At the same time, no unexplained or suspicious debris was found. There were no reports of crashes of such devices or those shot down by military units.

So, where are some tangible pieces of evidence, at least?

“I am convinced that [our testimonies] are just the beginning,” said the third witness at the hearings, also a military pilot, Mark Graves. “And that there will be many more testimonies [about UFO encounters] once it becomes safe to report them.”

“I can’t call myself a UFO believer,” Fravor also assured the Congress, responding to the question of what he thinks about what he saw in 2004, now almost 20 years later. “But I’ll tell you this: what we [along with other members of the group] witnessed with four pairs of eyes for five minutes… In terms of technology, we still have nothing even remotely similar to it in our possession.”

“As a scientist, I’m used to being skeptical and critically examining what is happening,” writes American astronomer and science popularizer Chris Impey on this matter. “I know that most of the reports of supposed UFO sightings have more plausible natural explanations.”

“The more information we have, the more complete it is, the better,” Professor Impey continues, “but tangible evidence is the gold standard in science. If Grash’s statements about UFO crash sites are confirmed in the future, then the consequences of the hearings that have taken place could be very, very serious.”
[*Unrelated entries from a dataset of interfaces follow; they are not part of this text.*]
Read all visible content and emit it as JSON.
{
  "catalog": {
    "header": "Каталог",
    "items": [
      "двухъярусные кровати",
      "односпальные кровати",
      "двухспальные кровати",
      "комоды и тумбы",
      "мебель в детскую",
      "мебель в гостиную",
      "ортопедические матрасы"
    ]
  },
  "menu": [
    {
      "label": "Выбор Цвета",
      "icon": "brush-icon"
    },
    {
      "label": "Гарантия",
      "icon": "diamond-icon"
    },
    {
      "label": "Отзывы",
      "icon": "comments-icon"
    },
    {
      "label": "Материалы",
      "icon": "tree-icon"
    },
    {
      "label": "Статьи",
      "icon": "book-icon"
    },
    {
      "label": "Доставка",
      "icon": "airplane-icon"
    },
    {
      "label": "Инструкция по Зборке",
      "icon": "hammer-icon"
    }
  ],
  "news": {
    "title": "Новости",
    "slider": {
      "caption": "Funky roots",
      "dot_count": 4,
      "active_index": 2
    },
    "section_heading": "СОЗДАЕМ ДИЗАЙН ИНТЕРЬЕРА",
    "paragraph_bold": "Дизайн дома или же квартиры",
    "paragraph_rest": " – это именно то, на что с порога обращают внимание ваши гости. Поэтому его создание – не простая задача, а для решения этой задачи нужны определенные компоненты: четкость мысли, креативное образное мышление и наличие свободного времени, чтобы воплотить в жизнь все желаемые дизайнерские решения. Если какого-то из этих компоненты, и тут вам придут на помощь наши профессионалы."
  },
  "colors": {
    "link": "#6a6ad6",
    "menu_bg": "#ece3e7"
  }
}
In the same vein, Professor Brian Cox from the School of Physics and Astronomy at the University of Manchester expressed his opinion. According to him, he has been frequently asked lately about what he thinks about the sensational statements made by American military personnel in Congress.

“I watched several video recordings [of alleged UFOs] and saw some people who believe in something, making sensational statements without backing them up with equally sensational evidence,” he wrote.

Professor Cox refers to the famous quote by American astronomer Carl Sagan that extraordinary claims require extraordinary evidence.

“So, I have nothing more to say—except, perhaps, one thing: it would be wonderful if these statements turn out to be true,” Brian Cox continued. “It would mean that our civilization is not the only way the Universe comprehends itself, and then we can breathe a little easier.”

“Unfortunately, at the moment, we cannot afford that,” the professor concludes. “So, I would rather focus on how not to ruin our own world and not on searching for those who might come from somewhere to save us from ourselves.”

So, what’s next?

At the end of the session, the congressmen decided that there is not enough evidence to declare UFOs (or, as they are now called, “unidentified aerial phenomena” — UAP) as objects of extraterrestrial origin—at least for now.

However, they don’t plan to close the committee, so it will continue its work.

Still, this does not necessarily mean that we will be formally informed about contacts with extraterrestrial civilizations or shown secret Pentagon bases where alien spacecraft are carefully stored anytime soon.